Deegan has been a hit with his new teammates. “The team has been really great with him. They get along real well,” said Fabian. “They think it’s really cool to have these guys from different countries on their team.”
Deegan has adjusted out of the pool as well. While he’s done his part to dispel the misconception that everyone from Australia is Crocodile Dundee, a character in a 1986 Australian comedy film, there are certain traits harder to eliminate, including the distinct lingo.
“Sometimes I can’t understand a thing he says,” confessed Fabian. “One time at practice I asked him how he was doing and he told me he was stuffed. So I said to him, ‘Don’t eat so much before practice,’ and he gave me a strange look. As it turns out, ‘stuffed’ means really exhausted. I’m learning as we go.”
Deegan is also doing his best to acclimate himself to American sports. While he still favors cricket and Australian Rules football, he’s starting to get into American football as well. “Chris hasn’t picked a favorite team yet, but when one of his players is doing well, he gets all over it,” said McDowell. “He’s really enjoying his time here so far.”

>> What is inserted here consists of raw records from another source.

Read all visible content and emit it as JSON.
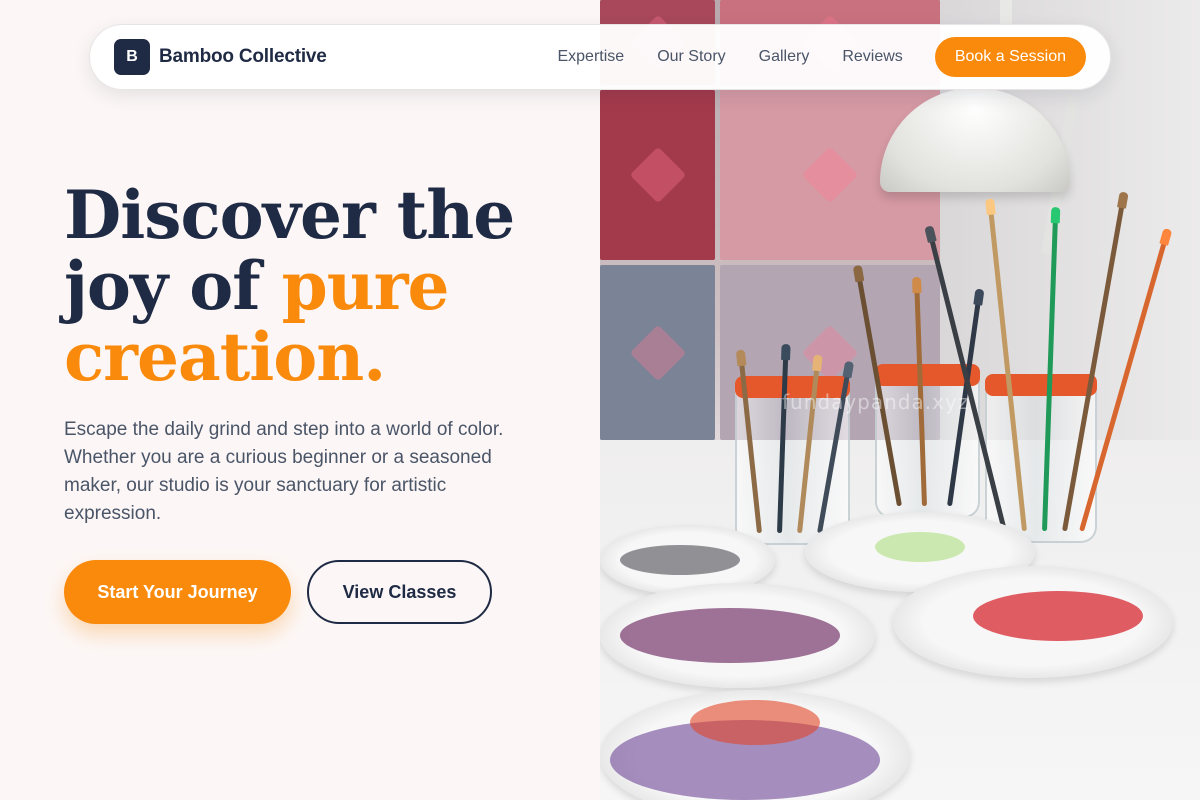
{
  "brand": {
    "initial": "B",
    "name": "Bamboo Collective"
  },
  "nav": {
    "links": [
      "Expertise",
      "Our Story",
      "Gallery",
      "Reviews"
    ],
    "cta_label": "Book a Session"
  },
  "hero": {
    "headline_part1": "Discover the joy of ",
    "headline_accent": "pure creation.",
    "subtext": "Escape the daily grind and step into a world of color. Whether you are a curious beginner or a seasoned maker, our studio is your sanctuary for artistic expression.",
    "primary_label": "Start Your Journey",
    "secondary_label": "View Classes"
  },
  "image": {
    "watermark": "fundaypanda.xyz"
  },
  "colors": {
    "accent": "#f98a0c",
    "navy": "#1f2a44",
    "background": "#fcf7f6"
  }
}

A psychology major at KSC, Deegan said it will be hard spending his first Christmas away from his family, but he feels the sacrifice is well worth it. “I have one of the best open water coaches in the world, and he’s helped me improve,” he said. “I came here to realize my potential and hopefully I can do that.”